The Nazi occupation of Essenwald has one primary purpose. In the previous books, a railway line drove into the forest, to harvest the trees, but never through the forest. The Nazis have other plans. They will bisect the Vorrh, to maximise production. Despite repeated warnings, they go ahead with the plan.
Division, as the title suggests, is the theme of the novel. It is also ambiguous. “Oneofthewilliams” and Sidrus – who becomes “Wassidrus” – are forcibly separated by means of magic and surgery at the outset; both become mangled versions of humans, much as the fascist war machine will start shredding flesh. Both are sent on quests. Ishmael too is on a journey, since he regretted wanting two eyes, and, Oedipally, put one out in the previous book.
The corpus callosum, the split in the human brain, is a metaphor for such splicing. Ishmael has no division, but divided himself. The other characters variously foment, inspire and thrive on such separation of the rational and the irrational, the natural and the mechanical, the fervid and the languid.
But “cloven” is a difficult word. It comes from cleave and one can cleave to something as much as something may cleave apart. Also, it refers to the most obvious cloven, the hoof, and the way in which Catling makes the human monsters genuinely demonic is done with skill and without voyeurism. As I think back over the books, it is perhaps their genuine engagement with the idea of evil which seems so striking. Evil might not be a bad decision or a nasty intention. In these books it might be a horrible reality.
Yet, right at the end, we get a strange benediction – from whom I shall not say – “Thank you for letting me save foolish humanity”. Although all three books explore various horrors, from colonial subjugation to anti-Semitism to violent self-fashioning to thinking that sex and love are the same thing to how the far right creeps up (prescient indeed), the close of it is something other altogether.
There have been books – I’d suggest The Hidden Life Of Trees by Peter Wohlleben and The Secret Life Of Trees by Colin Tudge – that look seriously at how a forest is not just a bunch of trees but an ecosystem, and one which communicates to itself. The roots and rhizomes mean something more than the individual stalk or the falling leaf.
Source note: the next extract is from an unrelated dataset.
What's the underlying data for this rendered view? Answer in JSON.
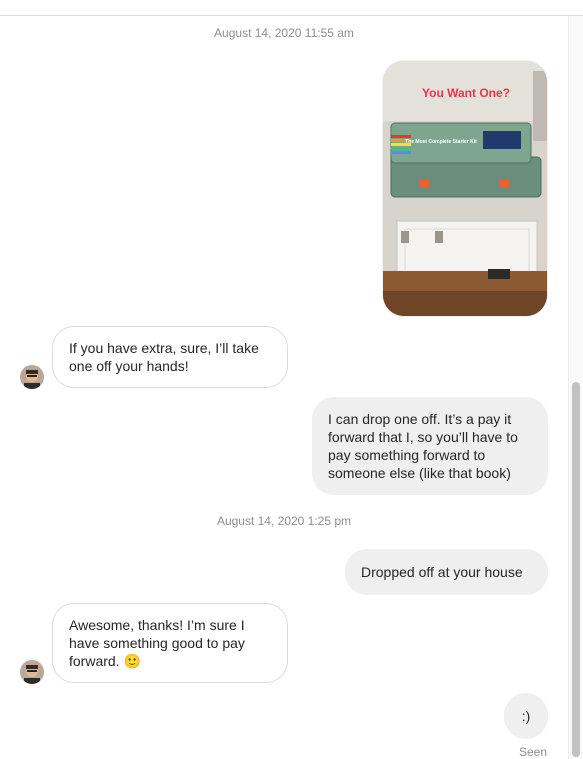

The great strength of this trilogy has been to supplant humanity, and replace its obsession with cutting and dividing with the eerie interconnectedness of the trees. The humans are becoming “restless and self-obsessed” (by the way, a lovely assonance), but also this is where “the forest cared nothing for the flickering life of men”. The Vorrh “mirrored the transition perfectly with as much empathy as silvered glass feels for those who peer into it”.
There is a couplet by Andrew Marvell – “Annihilating all that’s made / To a green thought in a green shade”. That, in a way, summarises the Vorrh trilogy. Nature will have its revenge, its divine oblivion. While humanity perpetually fissures and evaporates, the trees persist. They are, after all, a lot older than us, and most likely wiser.
The cyclops and blinded Ishmael recalls the famous dictum of Erasmus: in the land of the blind, the one-eyed man is king. Yet his capitulation to something more collective and collaborative in this glorious ending is not about who is king, but who is kind.
When they write the history of 21st century literature, I am sure that this series of books will be more than prominent.
The Cloven, By B Catling, Coronet, £20